Monday, 30 April 2012

Basic Database Security Checklist

If you are reading this, you are probably not an expert in database security! If you are, please give feedback, if not, here is a simple cribsheet of things to consider when setting up database and web app security to avoid both unauthorised access and also damage to your data or database. These range from database specific to process issues.

  1. Never, ever, ever, use the system/db admin account for your web application! This is one of the most common causes of people being able to do damage. Bypass the web app security and you can do anything at all!
  2. Don't use the sys admin account during development. This is often seen as an easy way to get moving, "we'll worry about security later". The problem is, this rarely works. Even if you do find time later to try adding security, it becomes not just awkward (and you might forget the idea and leave the web site using the sys admin login) or otherwise you might think you have set it up correctly but forgotten parts of the site and end up with problems on the live site. It's much easier to setup and test while you are going along.
  3. If you have just a few groups of user (e.g. admin, user, readonly) then setup a database role for each of these and map the users to the roles, this means that someone wanting to do damage would already need to be an admin AND hack the site, whereas the many more standard users cannot do much, even if they can hack the system. It is a game of statistical risk.
  4. Deny permissions to all web application roles that are not needed.
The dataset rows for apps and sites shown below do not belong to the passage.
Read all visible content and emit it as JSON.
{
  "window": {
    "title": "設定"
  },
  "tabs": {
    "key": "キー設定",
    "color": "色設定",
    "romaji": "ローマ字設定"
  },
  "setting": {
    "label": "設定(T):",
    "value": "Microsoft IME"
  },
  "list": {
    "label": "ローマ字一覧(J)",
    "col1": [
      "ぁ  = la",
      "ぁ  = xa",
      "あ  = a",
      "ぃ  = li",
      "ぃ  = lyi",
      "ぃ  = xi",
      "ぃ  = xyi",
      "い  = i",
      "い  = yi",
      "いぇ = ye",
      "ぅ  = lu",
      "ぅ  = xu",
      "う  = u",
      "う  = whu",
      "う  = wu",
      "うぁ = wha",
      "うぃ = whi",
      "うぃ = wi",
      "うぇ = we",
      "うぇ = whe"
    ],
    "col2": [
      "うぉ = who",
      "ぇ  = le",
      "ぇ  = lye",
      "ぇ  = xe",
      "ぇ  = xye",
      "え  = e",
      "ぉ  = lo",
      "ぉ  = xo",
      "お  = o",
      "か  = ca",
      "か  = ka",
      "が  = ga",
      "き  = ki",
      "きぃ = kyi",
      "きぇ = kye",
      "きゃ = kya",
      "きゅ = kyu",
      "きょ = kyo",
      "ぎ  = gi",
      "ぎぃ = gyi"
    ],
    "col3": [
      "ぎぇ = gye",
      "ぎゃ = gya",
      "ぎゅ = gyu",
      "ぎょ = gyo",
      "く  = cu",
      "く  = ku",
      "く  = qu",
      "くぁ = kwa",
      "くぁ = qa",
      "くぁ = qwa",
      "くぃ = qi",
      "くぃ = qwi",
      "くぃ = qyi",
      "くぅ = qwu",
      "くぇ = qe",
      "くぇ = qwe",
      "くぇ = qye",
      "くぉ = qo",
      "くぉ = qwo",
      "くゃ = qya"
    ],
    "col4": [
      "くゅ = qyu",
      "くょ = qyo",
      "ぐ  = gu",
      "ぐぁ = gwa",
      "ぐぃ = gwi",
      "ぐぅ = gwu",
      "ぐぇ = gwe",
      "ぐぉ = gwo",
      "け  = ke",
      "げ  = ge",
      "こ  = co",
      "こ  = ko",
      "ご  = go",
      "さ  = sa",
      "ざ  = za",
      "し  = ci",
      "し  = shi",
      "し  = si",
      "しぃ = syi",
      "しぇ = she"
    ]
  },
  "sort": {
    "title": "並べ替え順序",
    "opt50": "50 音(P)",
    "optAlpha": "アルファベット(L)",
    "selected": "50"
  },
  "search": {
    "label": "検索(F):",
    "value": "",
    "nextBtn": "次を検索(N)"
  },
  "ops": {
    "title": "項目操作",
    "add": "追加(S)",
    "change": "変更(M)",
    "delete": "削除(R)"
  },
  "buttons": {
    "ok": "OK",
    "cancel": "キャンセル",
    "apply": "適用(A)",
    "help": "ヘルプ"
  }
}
Very few web apps need to create or drop tables so deny the permissions.
  5. Use stored procedures for all DB access if possible, certainly for tables that contain sensitive data. This makes it much easier to control what database users can and can't do. For instance, an audit table might only have a single proc (e.g. procAddItemToAudit) and therefore this restricts the ability to select, update, delete or drop the audit table. Likewise procCheckPassword(user,password) enables you to prevent anyone having to SELECT from the user table.
  6. Test the security that you have setup, in a methodical way. You might find that what you expect is not quite what is happening. SQL Server for instance, has some funny little gotchas that will either grant too much or too little security to a user.
  7. Do not attempt to do too finely grained security management on the database if you are using a web application. It will quickly become very hard to manage and again tempt people to take the easy way out.
  8. Use roles and schemas where possible to make it easier to manage groups of people. It is easier to maintain a role having a permission on a schema than it is to be messing around with individual people. All you have to do then is to add users to a role(s) and the permissions are unlikely to need modifying.
  9. Maintain regular backups, even if they are noddy and going to an external hard disk. Something is better than nothing although storing it off-site or in the cloud is a way of making it more resilient. More importantly, test that you know how to restore the backup. Don't leave it until you actually need to restore it before you realise it doesn't work! Repeat this every time you upgrade your database server. Regardless of the theory of what will work, you need to ensure it does work!
  10. Decide on what needs to be encrypted before you start building databases. Understand how to set it up and more importantly, how to manage it. A chain is as strong as its weakest link and having keys that are guessable or discoverable removes most of the advantage of encryption.
  11. Beware of using online forums to inform you of security. Prefer formal training or at least getting multiple viewpoints. There are very wide views on security from "don't bother, you should trust people" through to, "create a department of 100 people to manage it". Most likely, you are somewhere in between.
  12. Security costs money, despite the fact that lots of information is free. If you are creating enterprise-grade web applications, it will cost money to implement and test the security measures. You may have to pay contractors or specialist security companies which might well not be very cheap. If you get it wrong, you can lose respect, reputation and more importantly can cause massive damage to the client who is trusting your work.
  13. Consider using security agencies who can vet your development process rather than just your product. There are many easy ways to create a security policy that will cover most of the common pitfalls.
  14. Don't invent your own security. There are so many instances of this, often, I would guess, because we are afraid of exposing our work to the outside and are not keen to pay for experts to do it properly for us. A false economy. Check out owasp.org and look at their development check lists, I bet they are 100 times longer than anything we could think up.
Post a Comment